Answer: In thinking through whether the child with autism requires a teacher who has specific autism training, the child's needs really will dictate the level of expertise required in that area. Certainly again, in terms of meeting the educational needs of the child with autism, the classroom setting needs to cover three bases: the academic needs, the social curriculum and a way of addressing any maladaptive behaviors.
Clearly, the teacher will be in a position in the mainstream to address the academic needs for the child. But it's important that the social curriculum be addressed. And that will involve both recognition of the social needs of the child and then plans for intervening or a particular curriculum.
Many teachers without particular expertise in autism can benefit from specific training in these matters. This can be either a push-in model, where therapists are available to do some of the educating. There are social skills training modules and programs such as the SOS programs -- Social Skills in Our Schools -- that work with classrooms to help teachers identify and address a social curriculum. And I would say that there are models in which the teacher has opportunities for additional training outside the classroom.

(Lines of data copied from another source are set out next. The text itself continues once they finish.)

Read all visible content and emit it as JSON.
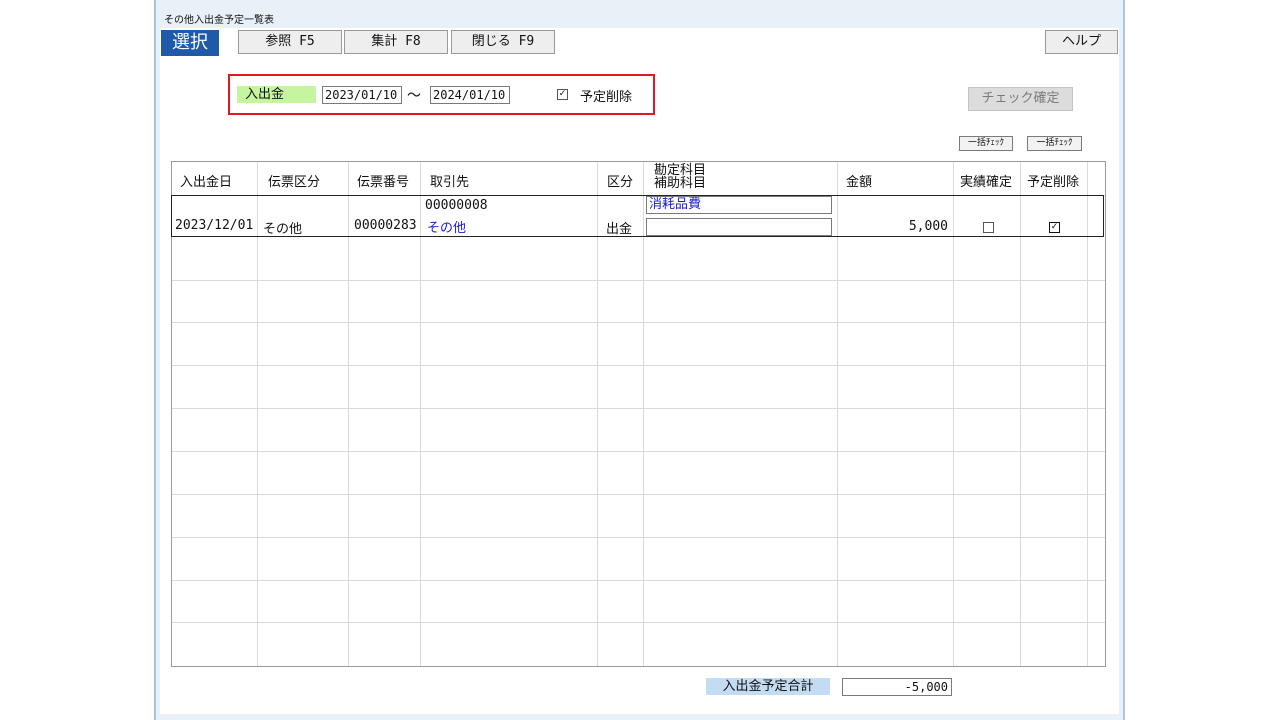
{
  "window": {
    "title": "その他入出金予定一覧表"
  },
  "toolbar": {
    "select_label": "選択",
    "ref_button": "参照 F5",
    "sum_button": "集計 F8",
    "close_button": "閉じる F9",
    "help_button": "ヘルプ",
    "check_confirm_button": "チェック確定",
    "bulk_check_1": "一括ﾁｪｯｸ",
    "bulk_check_2": "一括ﾁｪｯｸ"
  },
  "filter": {
    "type_label": "入出金",
    "date_from": "2023/01/10",
    "tilde": "～",
    "date_to": "2024/01/10",
    "delete_checkbox_mark": "✓",
    "delete_label": "予定削除"
  },
  "table": {
    "headers": {
      "date": "入出金日",
      "slip_type": "伝票区分",
      "slip_no": "伝票番号",
      "partner": "取引先",
      "category": "区分",
      "account_main": "勘定科目",
      "account_sub": "補助科目",
      "amount": "金額",
      "actual_confirm": "実績確定",
      "plan_delete": "予定削除"
    },
    "rows": [
      {
        "date": "2023/12/01",
        "slip_type": "その他",
        "slip_no": "00000283",
        "partner_code": "00000008",
        "partner_name": "その他",
        "category": "出金",
        "account": "消耗品費",
        "sub_account": "",
        "amount": "5,000",
        "actual_mark": "",
        "delete_mark": "✓"
      }
    ]
  },
  "totals": {
    "label": "入出金予定合計",
    "value": "-5,000"
  }
}
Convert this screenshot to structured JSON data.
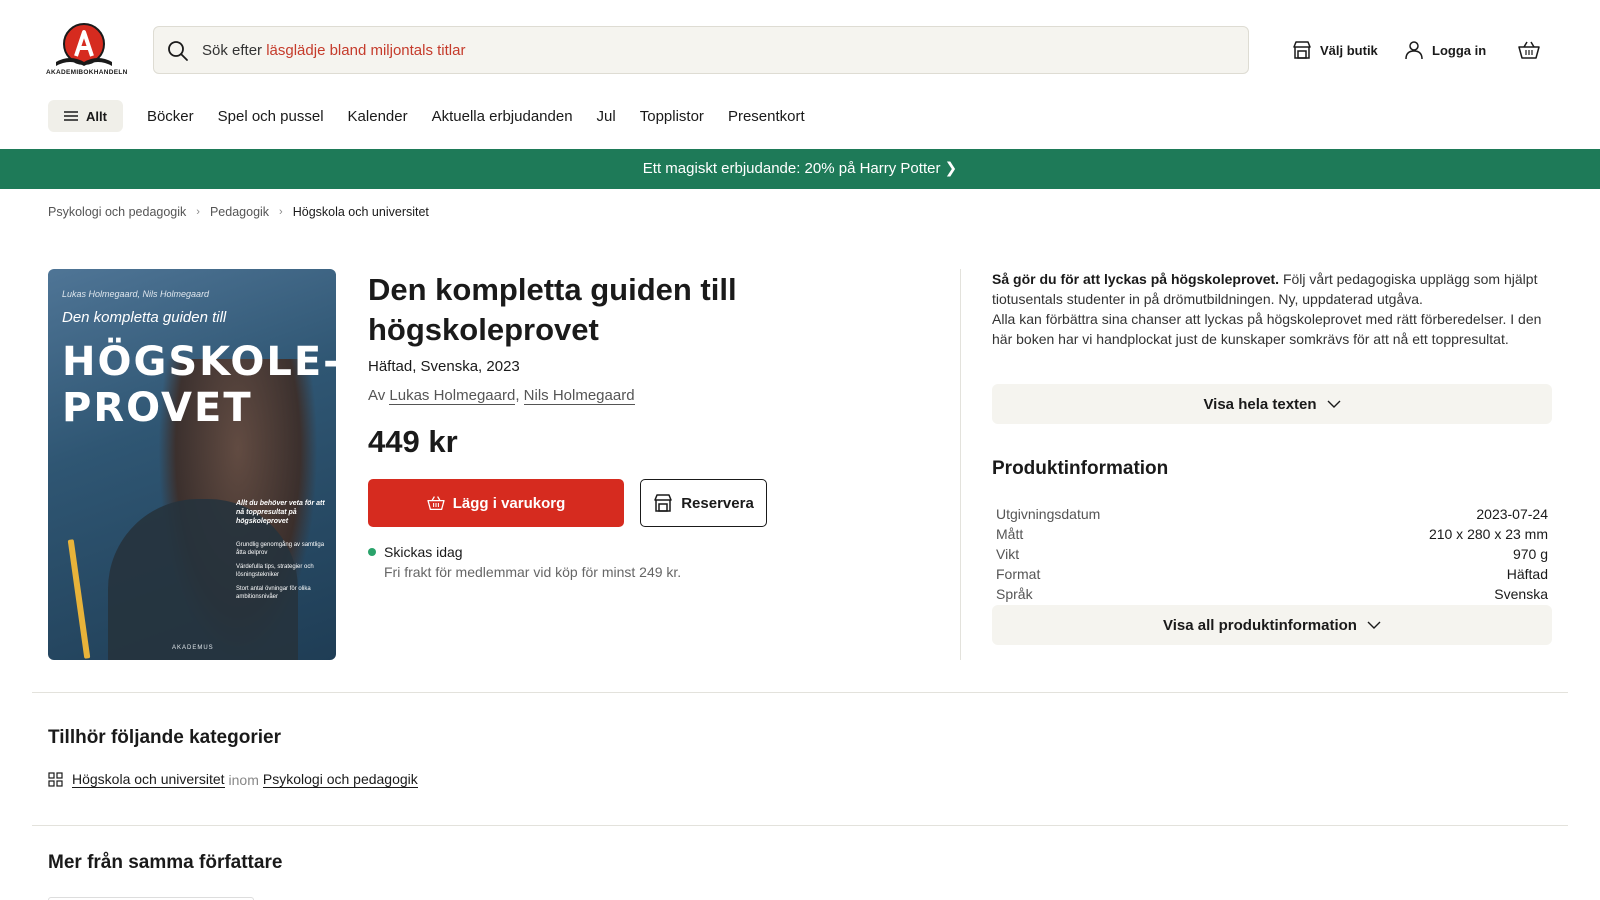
{
  "header": {
    "logo_text": "AKADEMIBOKHANDELN",
    "search": {
      "prefix": "Sök efter ",
      "highlight": "läsglädje bland miljontals titlar"
    },
    "actions": {
      "store": "Välj butik",
      "login": "Logga in"
    }
  },
  "nav": {
    "all_label": "Allt",
    "items": [
      "Böcker",
      "Spel och pussel",
      "Kalender",
      "Aktuella erbjudanden",
      "Jul",
      "Topplistor",
      "Presentkort"
    ]
  },
  "banner": {
    "text": "Ett magiskt erbjudande: 20% på Harry Potter ❯"
  },
  "breadcrumb": [
    "Psykologi och pedagogik",
    "Pedagogik",
    "Högskola och universitet"
  ],
  "cover": {
    "authors": "Lukas Holmegaard, Nils Holmegaard",
    "subtitle": "Den kompletta guiden till",
    "big_line1": "HÖGSKOLE-",
    "big_line2": "PROVET",
    "blurb": "Allt du behöver veta för att nå toppresultat på högskoleprovet",
    "bullets": [
      "Grundlig genomgång av samtliga åtta delprov",
      "Värdefulla tips, strategier och lösningstekniker",
      "Stort antal övningar för olika ambitionsnivåer"
    ],
    "publisher": "AKADEMUS"
  },
  "product": {
    "title": "Den kompletta guiden till högskoleprovet",
    "meta": "Häftad, Svenska, 2023",
    "by": "Av",
    "author1": "Lukas Holmegaard",
    "author_sep": ",",
    "author2": "Nils Holmegaard",
    "price": "449 kr",
    "add_to_cart": "Lägg i varukorg",
    "reserve": "Reservera",
    "shipping": "Skickas idag",
    "freight": "Fri frakt för medlemmar vid köp för minst 249 kr."
  },
  "description": {
    "bold": "Så gör du för att lyckas på högskoleprovet.",
    "text1": " Följ vårt pedagogiska upplägg som hjälpt tiotusentals studenter in på drömutbildningen. Ny, uppdaterad utgåva.",
    "text2": "Alla kan förbättra sina chanser att lyckas på högskoleprovet med rätt förberedelser. I den här boken har vi handplockat just de kunskaper somkrävs för att nå ett toppresultat.",
    "show_more": "Visa hela texten"
  },
  "product_info": {
    "title": "Produktinformation",
    "rows": [
      {
        "key": "Utgivningsdatum",
        "value": "2023-07-24"
      },
      {
        "key": "Mått",
        "value": "210 x 280 x 23 mm"
      },
      {
        "key": "Vikt",
        "value": "970 g"
      },
      {
        "key": "Format",
        "value": "Häftad"
      },
      {
        "key": "Språk",
        "value": "Svenska"
      }
    ],
    "show_all": "Visa all produktinformation"
  },
  "categories": {
    "title": "Tillhör följande kategorier",
    "category": "Högskola och universitet",
    "inom": "inom",
    "parent": "Psykologi och pedagogik"
  },
  "more_from_author": {
    "title": "Mer från samma författare"
  },
  "colors": {
    "accent_red": "#d62b1f",
    "banner_green": "#1e7a58",
    "search_highlight": "#c53b2b",
    "in_stock": "#2aa36b"
  }
}
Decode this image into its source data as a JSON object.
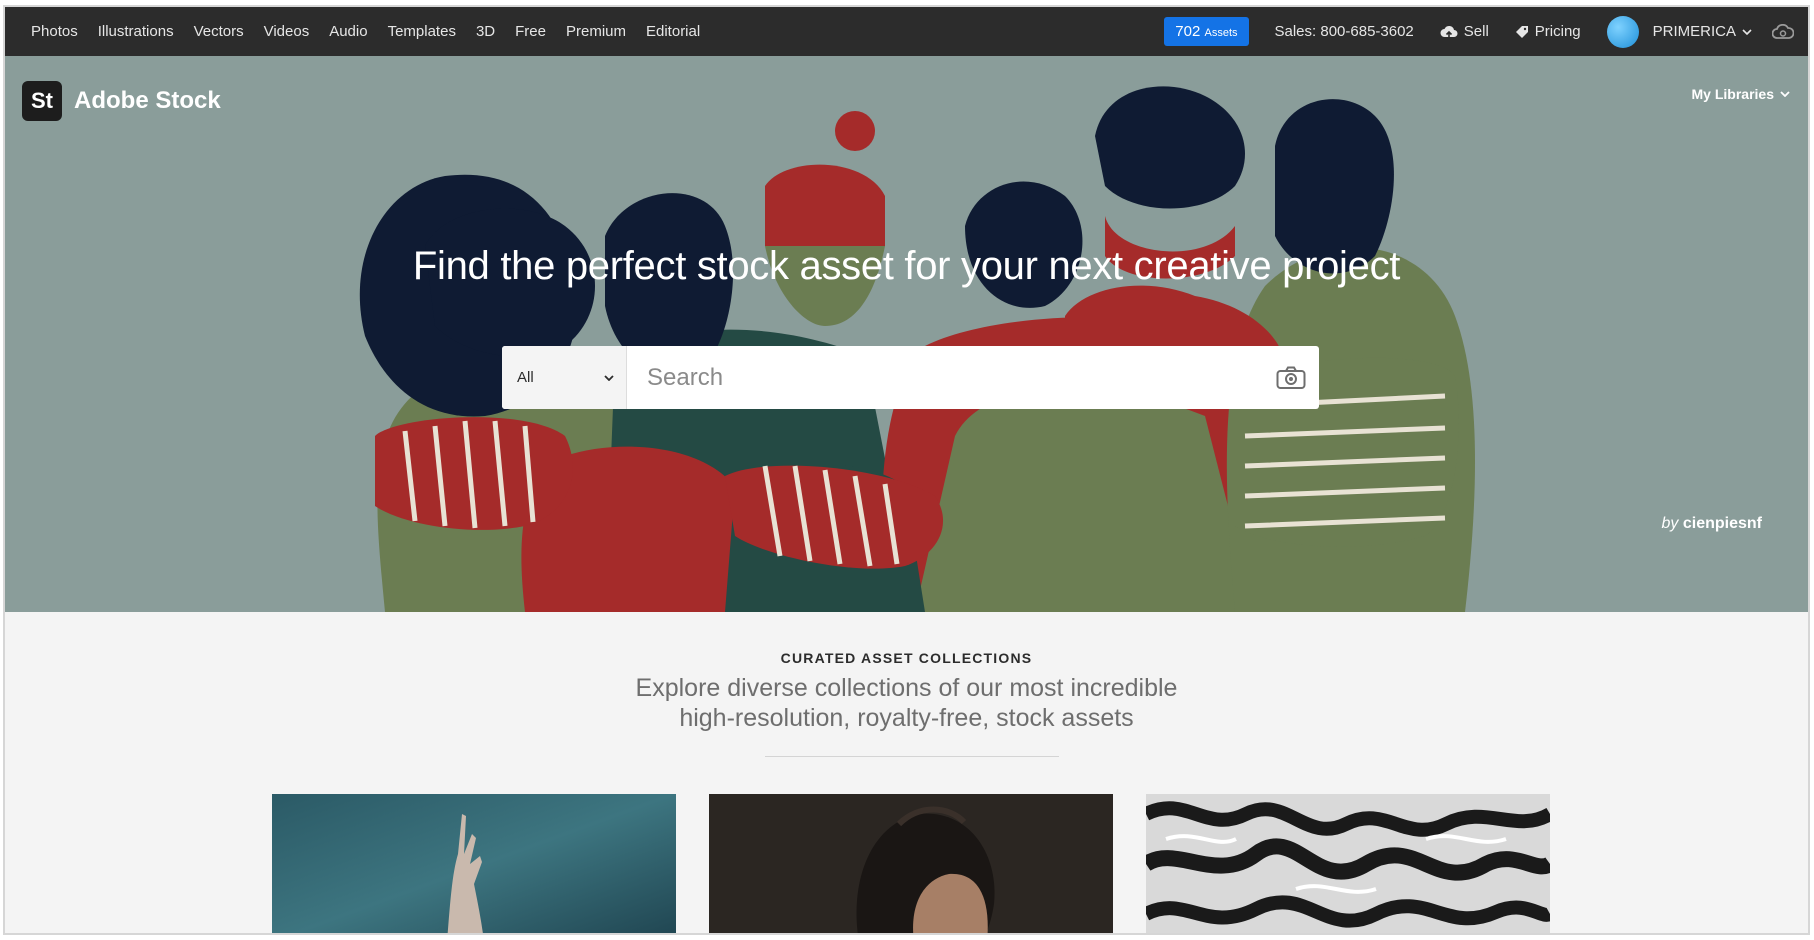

All of these have the same goal, which is basically that the classroom setting be able to address not only the academic needs of the child, but actively identify and address the social needs as well. And the same can be said about any maladaptive behaviors that need to be addressed for the child to be able to function in the mainstream.